WHAT YOU HAVE TO DO: Keep only those lines of the records that include the string "this".

[Opening SUPPLIED MATERIAL section]

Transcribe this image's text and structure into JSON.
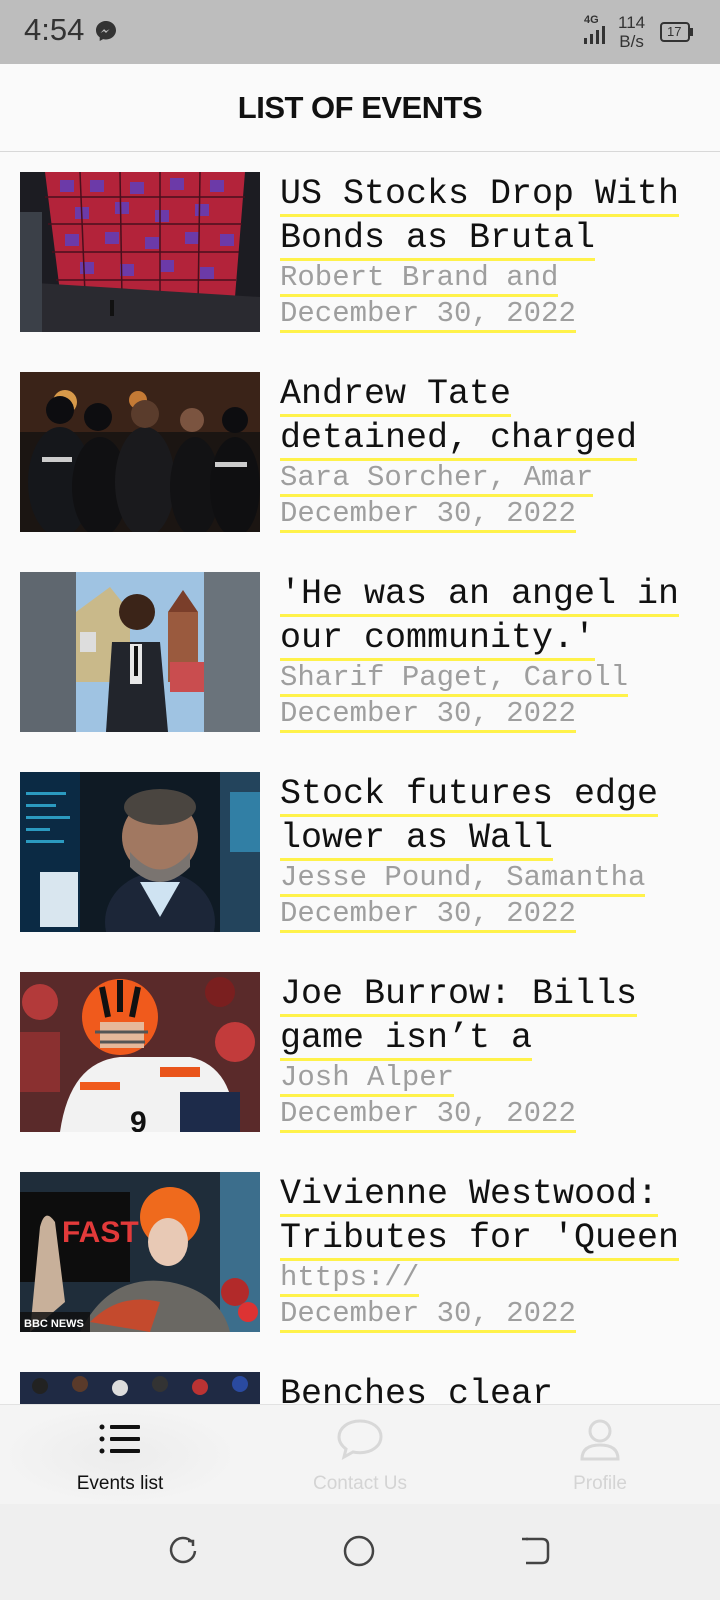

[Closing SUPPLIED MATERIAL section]
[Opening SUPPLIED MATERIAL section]

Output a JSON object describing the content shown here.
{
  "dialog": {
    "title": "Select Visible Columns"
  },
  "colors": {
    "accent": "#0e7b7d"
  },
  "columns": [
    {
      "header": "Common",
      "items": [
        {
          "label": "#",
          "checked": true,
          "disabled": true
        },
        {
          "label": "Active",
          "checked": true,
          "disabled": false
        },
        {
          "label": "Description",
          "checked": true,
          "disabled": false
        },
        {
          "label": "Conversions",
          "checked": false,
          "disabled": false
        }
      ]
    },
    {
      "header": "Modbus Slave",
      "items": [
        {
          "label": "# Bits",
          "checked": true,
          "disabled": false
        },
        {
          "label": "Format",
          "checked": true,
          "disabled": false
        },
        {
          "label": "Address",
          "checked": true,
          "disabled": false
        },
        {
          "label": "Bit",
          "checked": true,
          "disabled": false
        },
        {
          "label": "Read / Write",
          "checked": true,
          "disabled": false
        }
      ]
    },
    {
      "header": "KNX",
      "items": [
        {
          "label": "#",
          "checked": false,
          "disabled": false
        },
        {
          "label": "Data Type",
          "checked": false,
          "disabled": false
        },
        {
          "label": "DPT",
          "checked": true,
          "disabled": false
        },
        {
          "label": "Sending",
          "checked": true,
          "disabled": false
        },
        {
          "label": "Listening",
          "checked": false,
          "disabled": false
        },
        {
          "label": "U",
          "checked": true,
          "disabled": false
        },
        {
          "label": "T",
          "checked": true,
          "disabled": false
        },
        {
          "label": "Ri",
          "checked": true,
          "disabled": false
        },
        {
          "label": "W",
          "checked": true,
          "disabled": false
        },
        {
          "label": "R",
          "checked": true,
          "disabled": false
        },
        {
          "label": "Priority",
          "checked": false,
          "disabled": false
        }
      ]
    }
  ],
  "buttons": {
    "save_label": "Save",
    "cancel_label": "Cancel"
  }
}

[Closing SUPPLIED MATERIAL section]
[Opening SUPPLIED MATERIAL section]

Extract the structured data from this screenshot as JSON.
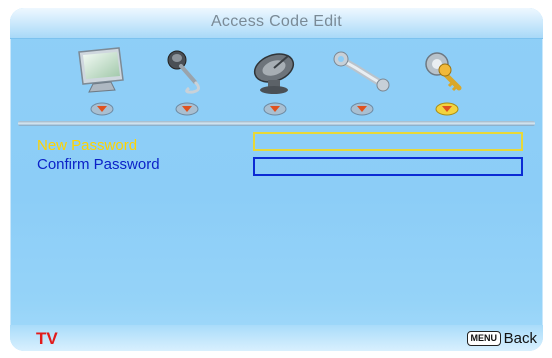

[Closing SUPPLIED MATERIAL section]

RESPONSE TO THE EXERCISE:
Transcribe this image's text and structure into JSON.
Extract the structured data from this screenshot as JSON.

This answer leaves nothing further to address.